▸ **Exercise brief**
Give back exactly the line containing "Give me the" and all that follow it in the data below, with the pictures left out.

▸ **Record set**
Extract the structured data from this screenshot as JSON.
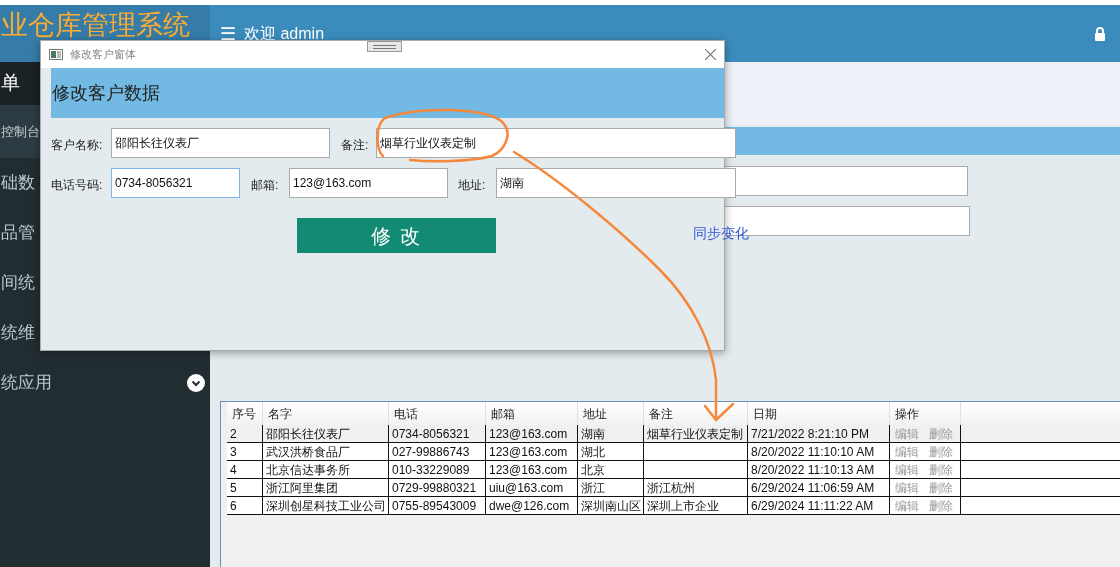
{
  "app": {
    "title": "业仓库管理系统",
    "welcome": "欢迎 admin",
    "menu_icon": "☰"
  },
  "sidebar": {
    "header": "单",
    "items": [
      {
        "label": "控制台",
        "selected": true
      },
      {
        "label": "础数",
        "selected": false
      },
      {
        "label": "品管",
        "selected": false
      },
      {
        "label": "间统",
        "selected": false
      },
      {
        "label": "统维",
        "selected": false
      },
      {
        "label": "统应用",
        "selected": false,
        "expandable": true
      }
    ]
  },
  "sync_link": "同步变化",
  "dialog": {
    "title": "修改客户窗体",
    "heading": "修改客户数据",
    "fields": [
      {
        "label": "客户名称:",
        "value": "邵阳长往仪表厂",
        "focused": false
      },
      {
        "label": "备注:",
        "value": "烟草行业仪表定制",
        "focused": false
      },
      {
        "label": "电话号码:",
        "value": "0734-8056321",
        "focused": true
      },
      {
        "label": "邮箱:",
        "value": "123@163.com",
        "focused": false
      },
      {
        "label": "地址:",
        "value": "湖南",
        "focused": false
      }
    ],
    "submit": "修 改"
  },
  "table": {
    "columns": [
      "序号",
      "名字",
      "电话",
      "邮箱",
      "地址",
      "备注",
      "日期",
      "操作"
    ],
    "rows": [
      {
        "selected": true,
        "cells": [
          "2",
          "邵阳长往仪表厂",
          "0734-8056321",
          "123@163.com",
          "湖南",
          "烟草行业仪表定制",
          "7/21/2022 8:21:10 PM"
        ],
        "actions": [
          "编辑",
          "删除"
        ]
      },
      {
        "selected": false,
        "cells": [
          "3",
          "武汉洪桥食品厂",
          "027-99886743",
          "123@163.com",
          "湖北",
          "",
          "8/20/2022 11:10:10 AM"
        ],
        "actions": [
          "编辑",
          "删除"
        ]
      },
      {
        "selected": false,
        "cells": [
          "4",
          "北京信达事务所",
          "010-33229089",
          "123@163.com",
          "北京",
          "",
          "8/20/2022 11:10:13 AM"
        ],
        "actions": [
          "编辑",
          "删除"
        ]
      },
      {
        "selected": false,
        "cells": [
          "5",
          "浙江阿里集团",
          "0729-99880321",
          "uiu@163.com",
          "浙江",
          "浙江杭州",
          "6/29/2024 11:06:59 AM"
        ],
        "actions": [
          "编辑",
          "删除"
        ]
      },
      {
        "selected": false,
        "cells": [
          "6",
          "深圳创星科技工业公司",
          "0755-89543009",
          "dwe@126.com",
          "深圳南山区",
          "深圳上市企业",
          "6/29/2024 11:11:22 AM"
        ],
        "actions": [
          "编辑",
          "删除"
        ]
      }
    ]
  }
}
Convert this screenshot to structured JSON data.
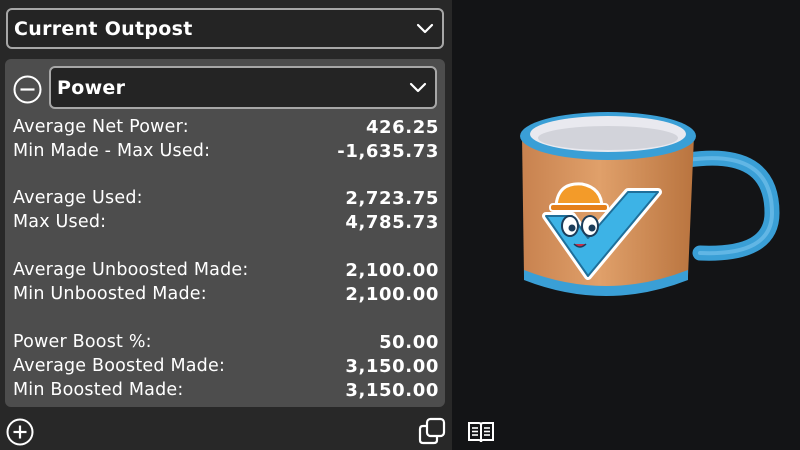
{
  "outpost_select": {
    "value": "Current Outpost"
  },
  "category_select": {
    "value": "Power"
  },
  "stats": [
    {
      "label": "Average Net Power:",
      "value": "426.25"
    },
    {
      "label": "Min Made - Max Used:",
      "value": "-1,635.73"
    },
    {
      "label": "Average Used:",
      "value": "2,723.75"
    },
    {
      "label": "Max Used:",
      "value": "4,785.73"
    },
    {
      "label": "Average Unboosted Made:",
      "value": "2,100.00"
    },
    {
      "label": "Min Unboosted Made:",
      "value": "2,100.00"
    },
    {
      "label": "Power Boost %:",
      "value": "50.00"
    },
    {
      "label": "Average Boosted Made:",
      "value": "3,150.00"
    },
    {
      "label": "Min Boosted Made:",
      "value": "3,150.00"
    }
  ],
  "icons": {
    "dropdown": "chevron-down-icon",
    "collapse": "minus-circle-icon",
    "add": "plus-circle-icon",
    "copy": "copy-icon",
    "book": "book-icon"
  },
  "colors": {
    "panel": "#282828",
    "card": "#4d4d4d",
    "dropdown_bg": "#242424",
    "dropdown_border": "#a7a7a7",
    "background": "#131416",
    "mug_body": "#d9955f",
    "mug_rim": "#3aa3d8"
  }
}
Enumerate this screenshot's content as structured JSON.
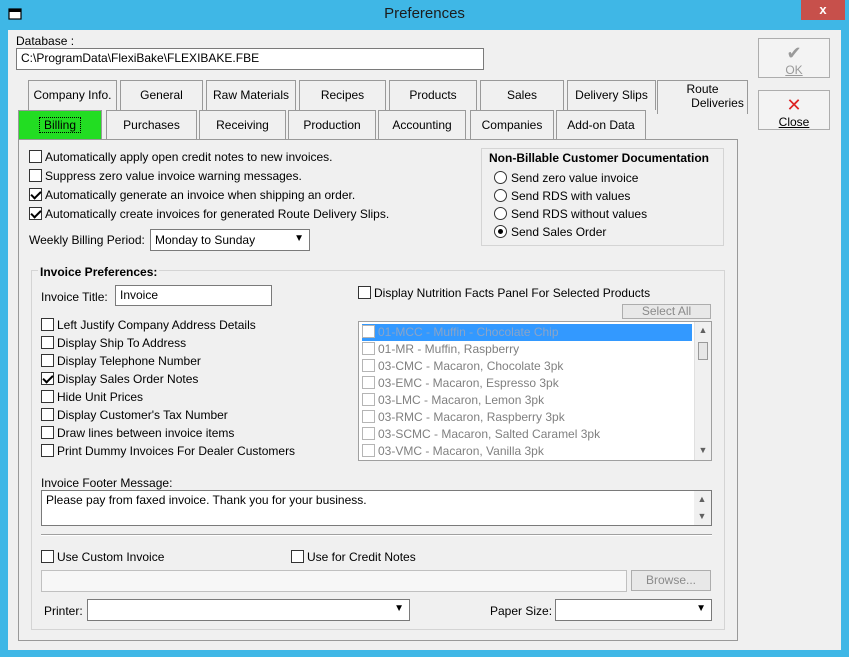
{
  "window": {
    "title": "Preferences",
    "close_glyph": "x"
  },
  "database": {
    "label": "Database :",
    "value": "C:\\ProgramData\\FlexiBake\\FLEXIBAKE.FBE"
  },
  "buttons": {
    "ok": {
      "glyph": "✔",
      "label": "OK"
    },
    "close": {
      "glyph": "✕",
      "label": "Close"
    }
  },
  "tabs_row1": [
    "Company Info.",
    "General",
    "Raw Materials",
    "Recipes",
    "Products",
    "Sales",
    "Delivery Slips"
  ],
  "tab_route": {
    "line1": "Route",
    "line2": "Deliveries"
  },
  "tabs_row2": [
    "Billing",
    "Purchases",
    "Receiving",
    "Production",
    "Accounting",
    "Companies",
    "Add-on Data"
  ],
  "options": [
    {
      "label": "Automatically apply open credit notes to new invoices.",
      "checked": false
    },
    {
      "label": "Suppress zero value invoice warning messages.",
      "checked": false
    },
    {
      "label": "Automatically generate an invoice when shipping an order.",
      "checked": true
    },
    {
      "label": "Automatically create invoices for generated Route Delivery Slips.",
      "checked": true
    }
  ],
  "weekly": {
    "label": "Weekly Billing Period:",
    "value": "Monday to Sunday"
  },
  "non_billable": {
    "title": "Non-Billable Customer Documentation",
    "radios": [
      {
        "label": "Send zero value invoice",
        "checked": false
      },
      {
        "label": "Send RDS with values",
        "checked": false
      },
      {
        "label": "Send RDS without values",
        "checked": false
      },
      {
        "label": "Send Sales Order",
        "checked": true
      }
    ]
  },
  "invoice_prefs": {
    "title": "Invoice Preferences:",
    "invoice_title_label": "Invoice Title:",
    "invoice_title_value": "Invoice",
    "checks": [
      {
        "label": "Left Justify Company Address Details",
        "checked": false
      },
      {
        "label": "Display Ship To Address",
        "checked": false
      },
      {
        "label": "Display Telephone Number",
        "checked": false
      },
      {
        "label": "Display Sales Order Notes",
        "checked": true
      },
      {
        "label": "Hide Unit Prices",
        "checked": false
      },
      {
        "label": "Display Customer's Tax Number",
        "checked": false
      },
      {
        "label": "Draw lines between invoice items",
        "checked": false
      },
      {
        "label": "Print Dummy Invoices For Dealer Customers",
        "checked": false
      }
    ],
    "nutrition_label": "Display Nutrition Facts Panel For Selected Products",
    "select_all": "Select All",
    "products": [
      "01-MCC - Muffin - Chocolate Chip",
      "01-MR - Muffin, Raspberry",
      "03-CMC - Macaron, Chocolate 3pk",
      "03-EMC - Macaron, Espresso 3pk",
      "03-LMC - Macaron, Lemon 3pk",
      "03-RMC - Macaron, Raspberry 3pk",
      "03-SCMC - Macaron, Salted Caramel 3pk",
      "03-VMC - Macaron, Vanilla 3pk"
    ],
    "footer_label": "Invoice Footer Message:",
    "footer_value": "Please pay from faxed invoice. Thank you for your business.",
    "custom_invoice": "Use Custom Invoice",
    "credit_notes": "Use for Credit Notes",
    "browse": "Browse...",
    "printer_label": "Printer:",
    "paper_label": "Paper Size:"
  },
  "colors": {
    "titlebar": "#3fb7e6",
    "active_tab": "#22dd22",
    "close_button": "#c7504b",
    "selection": "#3399ff"
  }
}
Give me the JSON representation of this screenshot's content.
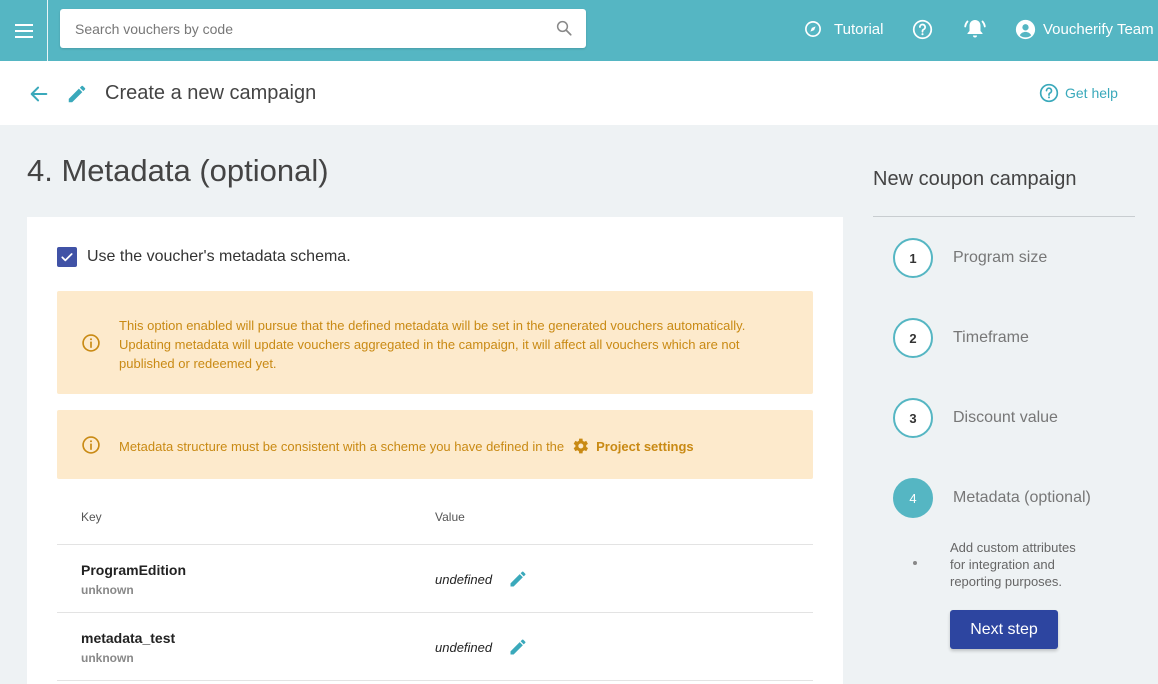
{
  "topbar": {
    "search_placeholder": "Search vouchers by code",
    "tutorial_label": "Tutorial",
    "team_label": "Voucherify Team"
  },
  "header": {
    "title": "Create a new campaign",
    "get_help_label": "Get help"
  },
  "main": {
    "section_title": "4. Metadata (optional)",
    "checkbox_label": "Use the voucher's metadata schema.",
    "checkbox_checked": true,
    "alert1_text": "This option enabled will pursue that the defined metadata will be set in the generated vouchers automatically. Updating metadata will update vouchers aggregated in the campaign, it will affect all vouchers which are not published or redeemed yet.",
    "alert2_text": "Metadata structure must be consistent with a scheme you have defined in the",
    "alert2_link": "Project settings",
    "table": {
      "headers": {
        "key": "Key",
        "value": "Value"
      },
      "rows": [
        {
          "key": "ProgramEdition",
          "type": "unknown",
          "value": "undefined"
        },
        {
          "key": "metadata_test",
          "type": "unknown",
          "value": "undefined"
        }
      ]
    }
  },
  "sidebar": {
    "title": "New coupon campaign",
    "steps": [
      {
        "number": "1",
        "label": "Program size"
      },
      {
        "number": "2",
        "label": "Timeframe"
      },
      {
        "number": "3",
        "label": "Discount value"
      },
      {
        "number": "4",
        "label": "Metadata (optional)"
      }
    ],
    "active_step_description": "Add custom attributes for integration and reporting purposes.",
    "next_button": "Next step"
  },
  "colors": {
    "topbar": "#55b6c3",
    "accent": "#3aa9bb",
    "primary_button": "#2d45a0",
    "alert_bg": "#fdeacc",
    "alert_text": "#c98a14"
  }
}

▸ **Response box**
Give me the JSON representation of this screenshot's content.
{
  "topbar": {
    "search_placeholder": "Search vouchers by code",
    "tutorial_label": "Tutorial",
    "team_label": "Voucherify Team"
  },
  "header": {
    "title": "Create a new campaign",
    "get_help_label": "Get help"
  },
  "main": {
    "section_title": "4. Metadata (optional)",
    "checkbox_label": "Use the voucher's metadata schema.",
    "checkbox_checked": true,
    "alert1_text": "This option enabled will pursue that the defined metadata will be set in the generated vouchers automatically. Updating metadata will update vouchers aggregated in the campaign, it will affect all vouchers which are not published or redeemed yet.",
    "alert2_text": "Metadata structure must be consistent with a scheme you have defined in the",
    "alert2_link": "Project settings",
    "table": {
      "headers": {
        "key": "Key",
        "value": "Value"
      },
      "rows": [
        {
          "key": "ProgramEdition",
          "type": "unknown",
          "value": "undefined"
        },
        {
          "key": "metadata_test",
          "type": "unknown",
          "value": "undefined"
        }
      ]
    }
  },
  "sidebar": {
    "title": "New coupon campaign",
    "steps": [
      {
        "number": "1",
        "label": "Program size"
      },
      {
        "number": "2",
        "label": "Timeframe"
      },
      {
        "number": "3",
        "label": "Discount value"
      },
      {
        "number": "4",
        "label": "Metadata (optional)"
      }
    ],
    "active_step_description": "Add custom attributes for integration and reporting purposes.",
    "next_button": "Next step"
  },
  "colors": {
    "topbar": "#55b6c3",
    "accent": "#3aa9bb",
    "primary_button": "#2d45a0",
    "alert_bg": "#fdeacc",
    "alert_text": "#c98a14"
  }
}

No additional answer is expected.